-- EXERCISE DIRECTIONS --
Your response must be made up of each line in the data below that contains the string "Management".
** RECORDS follows **
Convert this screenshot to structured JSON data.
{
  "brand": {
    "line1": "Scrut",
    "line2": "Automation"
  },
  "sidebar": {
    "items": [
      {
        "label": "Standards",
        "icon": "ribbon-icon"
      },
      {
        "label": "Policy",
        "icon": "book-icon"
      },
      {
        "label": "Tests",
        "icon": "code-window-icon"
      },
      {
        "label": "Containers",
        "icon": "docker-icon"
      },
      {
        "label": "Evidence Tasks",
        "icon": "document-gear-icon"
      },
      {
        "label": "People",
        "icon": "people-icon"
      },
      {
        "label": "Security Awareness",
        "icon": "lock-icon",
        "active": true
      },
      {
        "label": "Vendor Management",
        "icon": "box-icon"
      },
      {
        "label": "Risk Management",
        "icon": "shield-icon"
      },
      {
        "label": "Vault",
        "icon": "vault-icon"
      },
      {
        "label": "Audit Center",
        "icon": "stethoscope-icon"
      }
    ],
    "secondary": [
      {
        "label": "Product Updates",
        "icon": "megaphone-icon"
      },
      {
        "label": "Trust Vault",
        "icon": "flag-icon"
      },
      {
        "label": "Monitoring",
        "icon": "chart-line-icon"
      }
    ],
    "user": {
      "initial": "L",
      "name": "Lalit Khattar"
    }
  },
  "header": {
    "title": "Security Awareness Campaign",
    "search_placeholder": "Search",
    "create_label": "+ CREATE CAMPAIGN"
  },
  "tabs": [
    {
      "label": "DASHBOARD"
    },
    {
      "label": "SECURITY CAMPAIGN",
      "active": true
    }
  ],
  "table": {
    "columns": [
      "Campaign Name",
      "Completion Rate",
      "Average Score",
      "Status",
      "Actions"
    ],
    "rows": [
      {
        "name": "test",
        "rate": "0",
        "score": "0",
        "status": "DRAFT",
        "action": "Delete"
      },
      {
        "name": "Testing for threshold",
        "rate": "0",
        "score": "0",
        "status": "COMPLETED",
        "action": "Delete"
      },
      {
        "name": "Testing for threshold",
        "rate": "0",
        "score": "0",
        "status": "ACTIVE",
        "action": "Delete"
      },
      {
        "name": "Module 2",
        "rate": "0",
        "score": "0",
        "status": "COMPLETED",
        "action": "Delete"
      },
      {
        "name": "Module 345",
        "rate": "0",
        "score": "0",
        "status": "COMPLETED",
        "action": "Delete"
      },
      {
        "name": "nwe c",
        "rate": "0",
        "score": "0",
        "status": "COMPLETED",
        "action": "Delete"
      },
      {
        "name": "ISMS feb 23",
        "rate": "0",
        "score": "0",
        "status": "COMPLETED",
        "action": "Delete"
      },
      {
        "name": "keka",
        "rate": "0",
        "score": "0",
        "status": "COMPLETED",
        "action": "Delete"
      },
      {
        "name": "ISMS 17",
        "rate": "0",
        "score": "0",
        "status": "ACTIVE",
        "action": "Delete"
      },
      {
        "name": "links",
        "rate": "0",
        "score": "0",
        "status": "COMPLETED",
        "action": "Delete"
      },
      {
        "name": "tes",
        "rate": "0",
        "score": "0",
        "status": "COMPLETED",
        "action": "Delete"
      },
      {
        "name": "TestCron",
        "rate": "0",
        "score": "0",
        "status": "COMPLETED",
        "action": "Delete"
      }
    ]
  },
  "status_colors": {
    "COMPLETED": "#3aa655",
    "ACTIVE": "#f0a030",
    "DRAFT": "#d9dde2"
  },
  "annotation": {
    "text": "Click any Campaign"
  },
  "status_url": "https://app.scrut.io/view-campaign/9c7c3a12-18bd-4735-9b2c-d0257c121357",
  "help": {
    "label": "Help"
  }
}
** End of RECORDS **
-- EXERCISE RESPONSE --
        "label": "Vendor Management",
        "label": "Risk Management",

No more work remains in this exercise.